    Now Whole Foods has less incentive to hire people. They can let the inmates do the jobs for pennies.

    That's a good point. (none / 0) (#6)
    by tigercourse on Tue Nov 24, 2009 at 08:31:10 AM EST
    Labor typically hates (none / 0) (#23)
    by MKS on Tue Nov 24, 2009 at 11:51:10 AM EST
    having inmates do work like this....It gives the company an incentive to hire inmates rather than union members.

    I like Jeralyn'a idea of giving the inmates time off.

    The best answer is of course to have the inmates live at home and do charitable work for the state during the day.  If these inmates are in a minimum security facility and are able to do this type of work, they should be let go.


    how is that (none / 0) (#29)
    by cpinva on Tue Nov 24, 2009 at 12:10:29 PM EST
    I like Jeralyn'a idea of giving the inmates time off.

    going to give the company more of an incentive to hire union members, vs contracting with prisons? i believe jeralyn was suggesting the time off, in lieu of cash, as payment for their services, not eliminating the contracted services entirely.

    they're still getting paid, it's merely the form that compensation takes that would be different.


    Assuming you (none / 0) (#30)
    by MKS on Tue Nov 24, 2009 at 12:19:02 PM EST
    are going to have such a program of hiring prison labor by private corporations (which I disagree with), the best alternative is to get the inmates out of jail sooner.

    Another reason to not shop Whole Foods (none / 0) (#9)
    by Militarytracy on Tue Nov 24, 2009 at 08:59:34 AM EST
    for me, big price + slave labor....thanks but no thanks.  The Piggly Wiggly here has a new high end inventory.  Lots of organic and gluten free foods and a work force that has worked there for years and seem to be able to keep themselves well.  They couldn't compete with Walmart discount so they are going high end.  I bought a standing rib roast for us stateside and a bunch of high end mustards and meat sticks and crackers and even a smoked salmon that doesn't need to be refrigerated until opened, and that is boxed up to send to husband and any others he can share with.

    slave labor! (none / 0) (#16)
    by Salo on Tue Nov 24, 2009 at 10:22:44 AM EST

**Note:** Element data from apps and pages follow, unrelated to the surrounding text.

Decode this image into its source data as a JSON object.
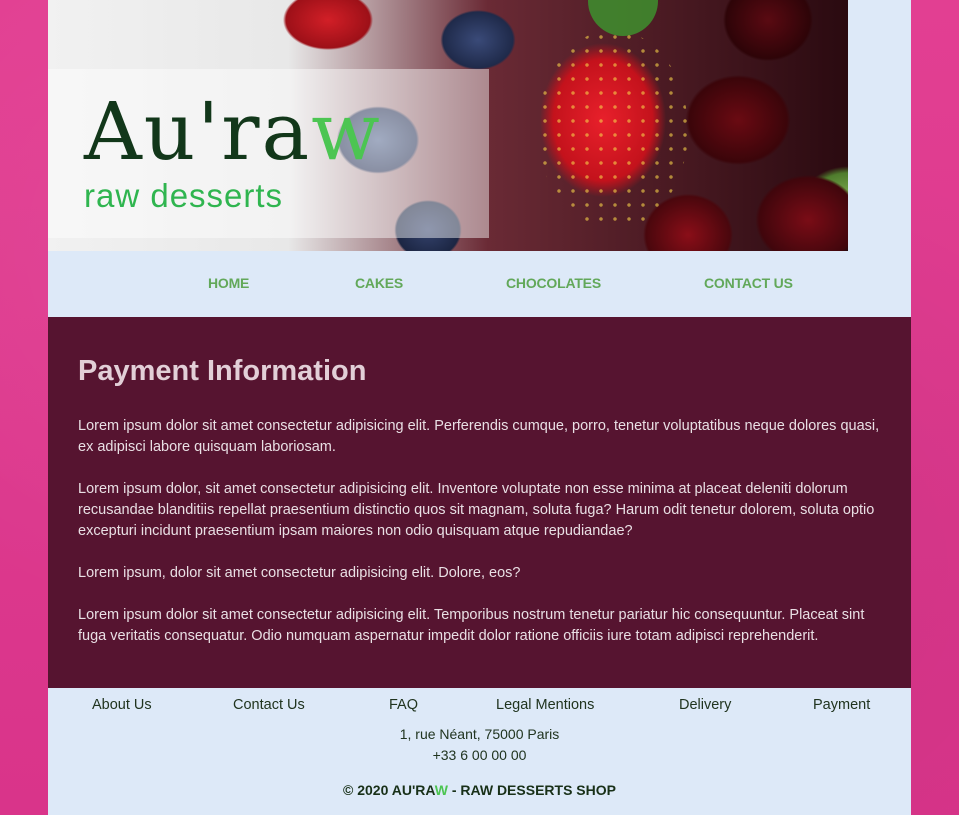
{
  "brand": {
    "logo_main": "Au'ra",
    "logo_accent": "w",
    "tagline": "raw desserts",
    "accent_color": "#4cc552"
  },
  "nav": {
    "items": [
      "HOME",
      "CAKES",
      "CHOCOLATES",
      "CONTACT US"
    ]
  },
  "content": {
    "heading": "Payment Information",
    "paragraphs": [
      "Lorem ipsum dolor sit amet consectetur adipisicing elit. Perferendis cumque, porro, tenetur voluptatibus neque dolores quasi, ex adipisci labore quisquam laboriosam.",
      "Lorem ipsum dolor, sit amet consectetur adipisicing elit. Inventore voluptate non esse minima at placeat deleniti dolorum recusandae blanditiis repellat praesentium distinctio quos sit magnam, soluta fuga? Harum odit tenetur dolorem, soluta optio excepturi incidunt praesentium ipsam maiores non odio quisquam atque repudiandae?",
      "Lorem ipsum, dolor sit amet consectetur adipisicing elit. Dolore, eos?",
      "Lorem ipsum dolor sit amet consectetur adipisicing elit. Temporibus nostrum tenetur pariatur hic consequuntur. Placeat sint fuga veritatis consequatur. Odio numquam aspernatur impedit dolor ratione officiis iure totam adipisci reprehenderit."
    ],
    "background_color": "#561430"
  },
  "footer": {
    "links": [
      "About Us",
      "Contact Us",
      "FAQ",
      "Legal Mentions",
      "Delivery",
      "Payment"
    ],
    "address": "1, rue Néant, 75000 Paris",
    "phone": "+33 6 00 00 00",
    "copyright_prefix": "© 2020 AU'RA",
    "copyright_accent": "W",
    "copyright_suffix": " - RAW DESSERTS SHOP"
  }
}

    In California, the prison industries (none / 0) (#27)
    by oculus on Tue Nov 24, 2009 at 12:04:15 PM EST
    employer is required to meet federal wages and hours requirements.  But 80% of the wage goes to the state for taxes, room and board, and inmates family obligations.  By law.  The inmate who was lead plaintiff in class action to establish the employer must pay minimum wage was incarcerated for his third armed robbery conviction.

    Is there any data assessing the effect (none / 0) (#28)
    by oculus on Tue Nov 24, 2009 at 12:06:00 PM EST
    of the "relaxing music" on the inmates?

    Michael Buble? (none / 0) (#32)
    by sarcastic unnamed one on Tue Nov 24, 2009 at 12:25:34 PM EST
    Is he related to John Denver? (none / 0) (#33)
    by oculus on Tue Nov 24, 2009 at 12:43:00 PM EST
    From Wiki:  link

    In 2000, Bublé's career breakthrough came from a surprising chain of events. Michael McSweeney saw Bublé's performance at a business party[12] and received a copy of Bublé's self-financed independent album from Michael. McSweeney, an aide to former Prime Minister Brian Mulroney, showed the album to Mulroney and his wife. Subsequently, Bublé was invited to sing at the wedding of Mulroney's daughter Caroline, where he sang Bobby Darin's "Mack the Knife".[12]
     [Emphasis added.]

    I have never ever heard Mack the Knife sung at a wedding!!!


    Whaddya expect from a Conservative? ;-) (none / 0) (#34)
    by sarcastic unnamed one on Tue Nov 24, 2009 at 12:53:00 PM EST